We put a lot of pressure on ourselves around delivering presentations and public speaking. The more pressure we put on ourselves, the more uncomfortable we feel.
In my public speaking workshops I regularly come across five really common beliefs about presentations that really don't help. And some rethinks are in order.
- I've got to know everything about a subject before I can present
If you had to know everything then every presentation would take 17 years to prepare (just a guess - not scientifically proven). That's plainly ridiculous! And to be honest there is far too much information in the world anyway.
So what do you do?
Well, I'd love you to see presentations as your contribution to the subject. This is your particular take, your own angle rather than the whole encyclopaedic explanation.
Your job is to digest the information in a way that the audience gets it rather than overwhelming your audience.
You might have a massive report to present on. You could frame it it like this: “ It's really important for us to concentrate on, is this bit of the report, it will have profound impact on our department…
Or maybe you could see your presentation as starting the debate rather than being the complete answer. So you could do a quick presentation and then start a group discussion! So less material to handle, less to remember and better for your audience.
- I've got to tell everything I know about presentation in order to give my audience value
You open your laptop, fire up PowerPoint and the first question you ask yourself “What do I know about this subject?”. And it all goes on your slides. Your 120 slides!
What you have forgotten is what it's like to be in your audience receiving all that information. It's tough to stay awake.
Presenters seem to forget about audiences. Presenters give too much information. If you say 10 things in your presentation you're probably not saying anything at all. They won't remember it.
So the radical re-think question is “What is the ONE thing you want the audience to take away or to act on?. That's right, just one thing.
Part of your job is to rebuild your one idea in their brains. In order to do that you need to work out why they should be interested in your idea and speak to their interests.
- If I pause, they will think that I’ve dried up and/or about to collapse
Pauses seem to be a real stumbling block for presenters.
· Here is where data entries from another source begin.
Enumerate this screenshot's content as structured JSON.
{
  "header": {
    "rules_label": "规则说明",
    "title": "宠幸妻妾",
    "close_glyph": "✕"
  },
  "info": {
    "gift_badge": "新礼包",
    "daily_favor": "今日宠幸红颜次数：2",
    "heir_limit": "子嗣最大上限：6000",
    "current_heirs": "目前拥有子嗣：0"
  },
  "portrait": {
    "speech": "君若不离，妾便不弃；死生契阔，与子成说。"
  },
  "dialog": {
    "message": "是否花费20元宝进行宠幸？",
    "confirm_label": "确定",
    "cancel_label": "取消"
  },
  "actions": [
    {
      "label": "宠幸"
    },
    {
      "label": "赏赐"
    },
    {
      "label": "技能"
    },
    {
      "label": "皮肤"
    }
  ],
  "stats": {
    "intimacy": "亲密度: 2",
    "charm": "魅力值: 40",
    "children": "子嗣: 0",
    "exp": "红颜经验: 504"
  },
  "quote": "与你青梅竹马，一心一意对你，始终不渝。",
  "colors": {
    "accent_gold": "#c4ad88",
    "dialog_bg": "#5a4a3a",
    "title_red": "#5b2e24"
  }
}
Nervous presenters think if they deliver their presentation really fast then they will get off really quickly and perhaps hopefully no one might notice them. Pauses for them are full of panic. But I'd love you to do a rethink about this.
The most powerful part of the presentation is the audience thinking process.
They need to be able to think about what you're saying. If you give them a machine gun delivery there are no gaps for them to think.
Audiences need pauses.
And you can see pauses as thinking time for you.
So I'd love you to move from panic pauses to Jacuzzi pauses, pauses where you can relax and think. (I know this will take practice but good pauses are about putting your audiences needs first)
- I can't make a mistake
The flipside of I can't make a mistake is I've got to be perfect. Anxiety around public speaking is full of excessive pressures on ourselves. This combination one is a biggie!
Organisations that have really good customer service know that they are going to make mistakes so what they do is get better at recovering from mistakes. They will treat you really well, they will apologise and remedy the situation quickly and maybe even give you something extra.
What public speakers need to do is to get better at making mistakes and more especially recovering from mistakes. This probably means being fully present and dealing with what's happening in the room. So when Steve Jobs’ presentation clicker failed during an apple presentation, he came up with a story about the beginning of Apple whilst someone got a new clicker for him.
The research shows that if an organisation handles a mistake well, then the consumer often has more trust in that organisation afterwards. I think it's the same for public speakers. The audience will relax if you take mistakes in your stride. Have the courage to be imperfect. It certainly helps me!
- I won't be able to answer people's questions (see bonus tip below as well)
Maybe you won't.
I was in the audience for a lecture by Daniel Pink in Bristol awhile back. Some very clever person (i’m being polite) asked a very clever question. He paused, he thought and his reply “mmmm, I haven't done the research on that. Has anyone else here done the research on that?"
He look around and waited.
“We don't know, none of us knows. Next question please”.
He didn’t fluster or bullsh*t. He wasn’t rude to the questioner.
It’s okay not to know, in fact it's far better to be honest. You can always add "Normally I would know but I've got my stage fright head on. Talk to me at break"
I found another elegant addition to this approach in Simon Raybould’s blog. He gave a formula for answering a question you don’t know:
a. I don’t know, but it’s a good point
b. so I’ll find out
c. and if you give me your email address I’ll get back to you about it
d. by lunchtime on Thursday
- Bonus tip about questions is one that I use all the time.
When I ask an audience “Have you got any questions?”, quite often no one says anything. So I wait. Audiences are slow to do most things. I'm not blaming them, its just what audiences are like.
And then I say "normally at this stage I get asked this question” I have a couple of questions up my sleeve and that gets things rolling. It also gives the audience time to think about questions.
It's very simple, it's very useful.
My two day re-thinking presentations course is coming up in early November. I only run two of these a year and I really enjoy doing it. If you want to re-think your presentations have a look at the course here. This course is not for people who are very scared of public speaking (like my normal courses). It's aimed at people who want to connect better with their audiences